County Executive Pat Ryan of Gardiner coasted to his first full four-year term Tuesday night, with the Democrat easily winning a rematch election with Ulster County Conservative Party Chairman Jack Hayes, also of Gardiner, who was running on the Republican line as well.
Another Democrat, March Gallagher of Rosendale won election as county comptroller defeating Lisa Cutten of Kingston, a Democrat running on the Republican Party line. A third countywide race, the closely watched contest between Democrat Dave Clegg of Woodstock and Republican Mike Kavanagh of Saugerties remained too close to call as of press time.
Ryan, a 37-year-old former Army officer and tech executive held a commanding lead of 29,250 votes against Hayes’ 16,358, according to unofficial results and with 90 percent of precincts reporting. The two faced off at the polls six months ago in an April 30 special election to fill the remainder of former county executive Mike Hein’s term. (Hein resigned in February to take a job in the administration of Gov. Andrew Cuomo.)
Since taking office, Ryan has worked to advance a progressive agenda built around protecting the environment, diversifying the county’s economy and seeking innovative solutions to the county’s opioid epidemic. In his victory speech, Ryan said that the results of Tuesday’s election demonstrated the wide appeal of that agenda among Ulster County residents.
“In everything we do, we try to govern inclusively,” Ryan told the crowd at county Democrat’s results party at Keegan Ales in Kingston. “If you do that, you win inclusively.”
Gallagher, who most recently worked as the executive director and CEO of the nonprofit Community Foundations of the Hudson Valley, won her contest with Cutten, a former employee of the county comptroller’s and executive’s offices with long experience in municipal finance. As of midnight, with 90 percent of precincts reporting, Gallagher held a 25,726 to 19,283 lead over Cutten.

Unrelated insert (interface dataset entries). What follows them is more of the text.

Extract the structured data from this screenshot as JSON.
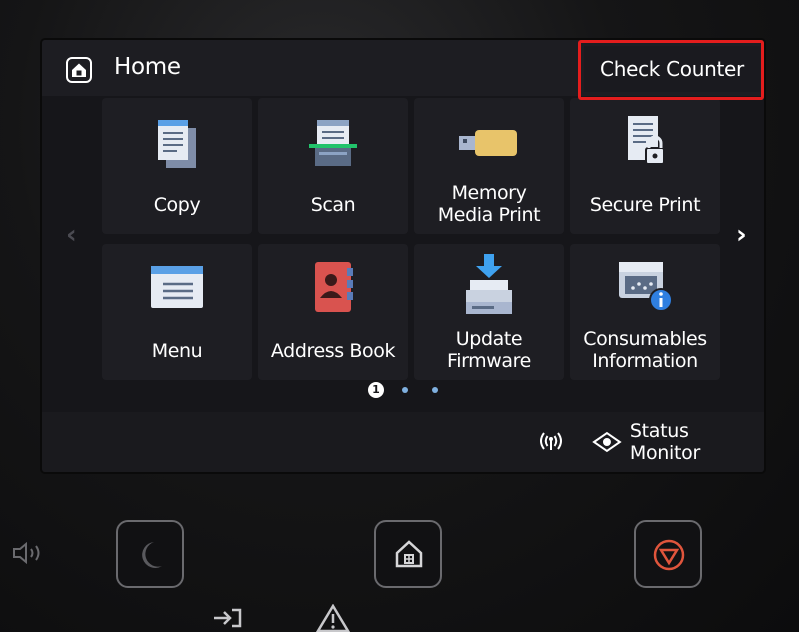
{
  "header": {
    "title": "Home",
    "check_counter_label": "Check Counter"
  },
  "tiles": [
    {
      "label": "Copy",
      "icon": "copy-icon"
    },
    {
      "label": "Scan",
      "icon": "scan-icon"
    },
    {
      "label": "Memory\nMedia Print",
      "icon": "usb-memory-icon"
    },
    {
      "label": "Secure Print",
      "icon": "secure-print-icon"
    },
    {
      "label": "Menu",
      "icon": "menu-icon"
    },
    {
      "label": "Address Book",
      "icon": "address-book-icon"
    },
    {
      "label": "Update\nFirmware",
      "icon": "update-firmware-icon"
    },
    {
      "label": "Consumables\nInformation",
      "icon": "consumables-info-icon"
    }
  ],
  "pagination": {
    "current": "1",
    "total": 3
  },
  "footer": {
    "status_monitor_label": "Status Monitor",
    "wireless_icon": "wireless-icon"
  },
  "colors": {
    "highlight": "#e41d1d",
    "stop_button": "#e0553c"
  }
}
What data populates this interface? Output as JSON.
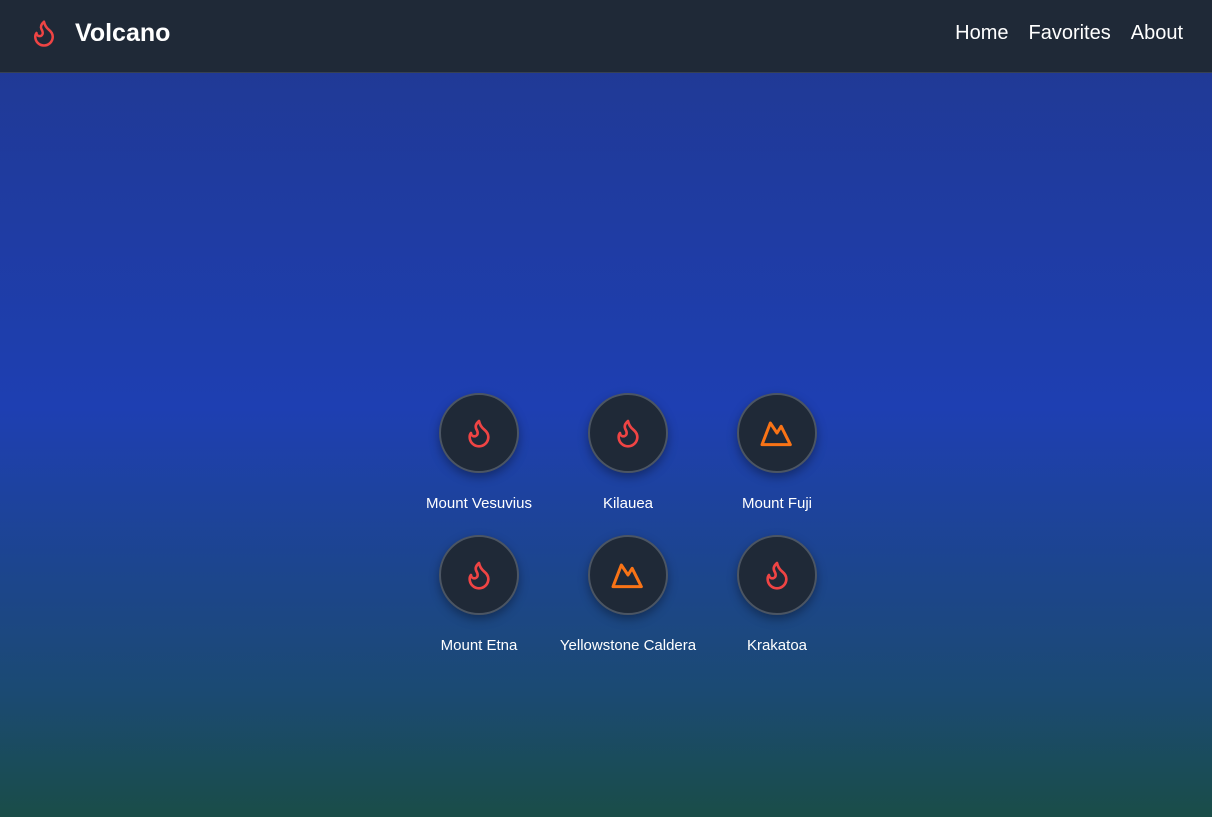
{
  "app": {
    "title": "Volcano",
    "logo_icon": "flame-icon",
    "accent_color": "#ef4444",
    "secondary_accent_color": "#f97316"
  },
  "nav": {
    "links": [
      {
        "label": "Home"
      },
      {
        "label": "Favorites"
      },
      {
        "label": "About"
      }
    ]
  },
  "volcanoes": [
    {
      "name": "Mount Vesuvius",
      "icon": "flame-icon"
    },
    {
      "name": "Kilauea",
      "icon": "flame-icon"
    },
    {
      "name": "Mount Fuji",
      "icon": "mountain-icon"
    },
    {
      "name": "Mount Etna",
      "icon": "flame-icon"
    },
    {
      "name": "Yellowstone Caldera",
      "icon": "mountain-icon"
    },
    {
      "name": "Krakatoa",
      "icon": "flame-icon"
    }
  ]
}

Bryan Rounds, a Kingston-based defense attorney and Democrat, ran unopposed for the post of County Court judge. In January, he will begin a 10-year term in office. Rounds will succeed Republican former district attorney Donald Williams, who chose not to seek a second term in office.
The race between Clegg and Kavanagh was too close to call on Tuesday night; the tally at about 12:30 Wednesday morning was 23,788 for Clegg and 22, 969 for Kavanagh. Kavanagh is a 48-year-old career prosecutor currently serves as chief assistant district attorney to Republican Holley Carnright, who chose not to seek a fourth four-year term. Clegg is a 66-year-old trial attorney who ran on a reform platform that included the use of restorative justice and diversion programs as alternatives to incarceration for nonviolent offenders.
“I guess we’ll be back tomorrow to see how it goes,” said Kavanagh Tuesday night, who added that he believes some of the outstanding districts as well as absentee ballots may help him make up the deficit.
Some county legislature races were too close to call on Tuesday, making it for now unclear which party will control the body come Jan. 1, 2020.
In the state Supreme Court Third Judicial District race it was a sweep for Democrats as John C. Egan Jr., Michael C. Lynch and Justin Corcoran held leads for the three bench seats over Republican Linda Blom Johnson.